COPENHAGEN (Reuters) - Denmark’s right-wing government secured backing from a junior partner for the 2018 budget on Tuesday, defusing a crisis that had threatened to bring down the minority coalition.
The Liberal Alliance (LA), part of the three-way coalition led by Prime Minister Lokke Rasmussen’s Liberals, said it would support the budget in parliament and agreed to postpone the negotiations on tax and immigration reforms it wants until January.
The anti-immigrant Danish People’s Party (DF), whose support the government needs to pass laws, gave its backing on Dec. 8 for the 2018 budget, but the LA had said it still wanted an agreement on tax cuts.
“I am willing to make another attempt to secure an ambitious tax reform and a new modern immigration policy,” foreign minister and Liberal Alliance leader Anders Samuelsen said at a press conference.
The budget will be passed at a parliament vote on Friday, he said.
Failure to secure backing from LA could have forced Rasmussen either to hand power to the Social Democrat-led opposition or call a snap election.
Tax cuts have been on the right-leaning government’s wish list for a long time, but pro-welfare DF has been less eager to back that part of the government’s policies.
The 2018 budget deal includes among other things increased spending on health and elderly care and on infrastructure.

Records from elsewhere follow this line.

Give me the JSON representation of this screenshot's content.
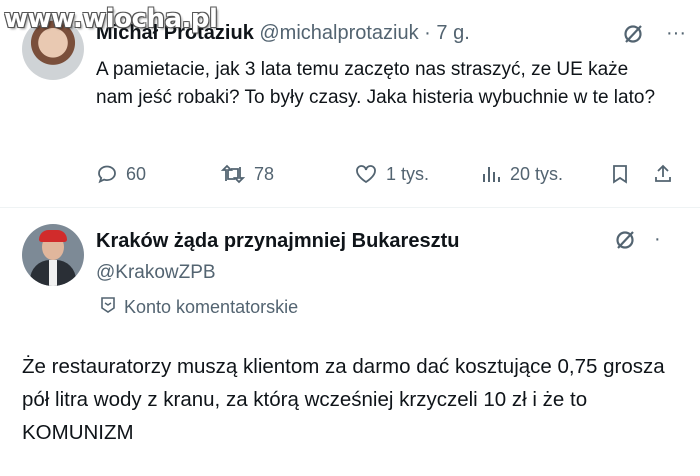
{
  "watermark": "www.wiocha.pl",
  "tweet1": {
    "author_name": "Michał Protaziuk",
    "handle_time": "@michalprotaziuk · 7 g.",
    "text": "A pamietacie, jak 3 lata temu zaczęto nas straszyć, ze UE każe nam jeść robaki? To były czasy. Jaka histeria wybuchnie w te lato?",
    "more_glyph": "···",
    "replies": "60",
    "retweets": "78",
    "likes": "1 tys.",
    "views": "20 tys."
  },
  "tweet2": {
    "author_name": "Kraków żąda przynajmniej Bukaresztu",
    "handle": "@KrakowZPB",
    "badge_label": "Konto komentatorskie",
    "more_glyph": "·",
    "text": "Że restauratorzy muszą klientom za darmo dać kosztujące 0,75 grosza pół litra wody z kranu, za którą wcześniej krzyczeli 10 zł i że to KOMUNIZM"
  },
  "colors": {
    "muted": "#536471",
    "text": "#0f1419",
    "divider": "#eff3f4"
  }
}
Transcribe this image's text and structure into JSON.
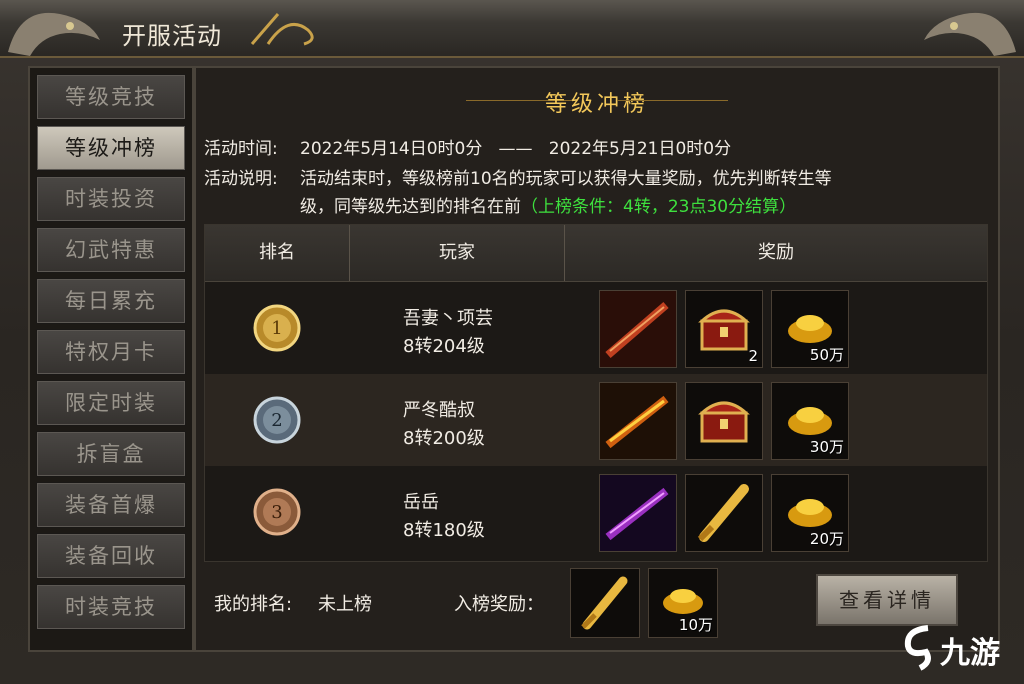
{
  "window": {
    "title": "开服活动"
  },
  "sidebar": {
    "items": [
      {
        "label": "等级竞技",
        "active": false
      },
      {
        "label": "等级冲榜",
        "active": true
      },
      {
        "label": "时装投资",
        "active": false
      },
      {
        "label": "幻武特惠",
        "active": false
      },
      {
        "label": "每日累充",
        "active": false
      },
      {
        "label": "特权月卡",
        "active": false
      },
      {
        "label": "限定时装",
        "active": false
      },
      {
        "label": "拆盲盒",
        "active": false
      },
      {
        "label": "装备首爆",
        "active": false
      },
      {
        "label": "装备回收",
        "active": false
      },
      {
        "label": "时装竞技",
        "active": false
      }
    ]
  },
  "main": {
    "heading": "等级冲榜",
    "time_label": "活动时间:",
    "time_value": "2022年5月14日0时0分   ——   2022年5月21日0时0分",
    "desc_label": "活动说明:",
    "desc_line1": "活动结束时，等级榜前10名的玩家可以获得大量奖励，优先判断转生等",
    "desc_line2": "级，同等级先达到的排名在前",
    "desc_condition": "（上榜条件：4转，23点30分结算）"
  },
  "table": {
    "headers": {
      "rank": "排名",
      "player": "玩家",
      "reward": "奖励"
    },
    "rows": [
      {
        "rank": "1",
        "name": "吾妻丶项芸",
        "level": "8转204级",
        "rewards": [
          {
            "icon": "sword-item-icon",
            "qty": ""
          },
          {
            "icon": "treasure-chest-icon",
            "qty": "2"
          },
          {
            "icon": "gold-ingot-icon",
            "qty": "50万"
          }
        ]
      },
      {
        "rank": "2",
        "name": "严冬酷叔",
        "level": "8转200级",
        "rewards": [
          {
            "icon": "flame-sword-icon",
            "qty": ""
          },
          {
            "icon": "treasure-chest-icon",
            "qty": ""
          },
          {
            "icon": "gold-ingot-icon",
            "qty": "30万"
          }
        ]
      },
      {
        "rank": "3",
        "name": "岳岳",
        "level": "8转180级",
        "rewards": [
          {
            "icon": "purple-sword-icon",
            "qty": ""
          },
          {
            "icon": "scroll-icon",
            "qty": ""
          },
          {
            "icon": "gold-ingot-icon",
            "qty": "20万"
          }
        ]
      }
    ]
  },
  "footer": {
    "my_rank_label": "我的排名:",
    "my_rank_value": "未上榜",
    "entry_reward_label": "入榜奖励：",
    "entry_rewards": [
      {
        "icon": "scroll-icon",
        "qty": ""
      },
      {
        "icon": "gold-ingot-icon",
        "qty": "10万"
      }
    ],
    "detail_button": "查看详情"
  },
  "watermark": {
    "text": "九游"
  },
  "colors": {
    "accent_gold": "#f3c85a",
    "condition_green": "#3ee03e",
    "active_tab": "#cfc9bc"
  }
}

Reporting by Jacob Gronholt-Pedersen; Editing by Gareth Jones and Andrew Heavens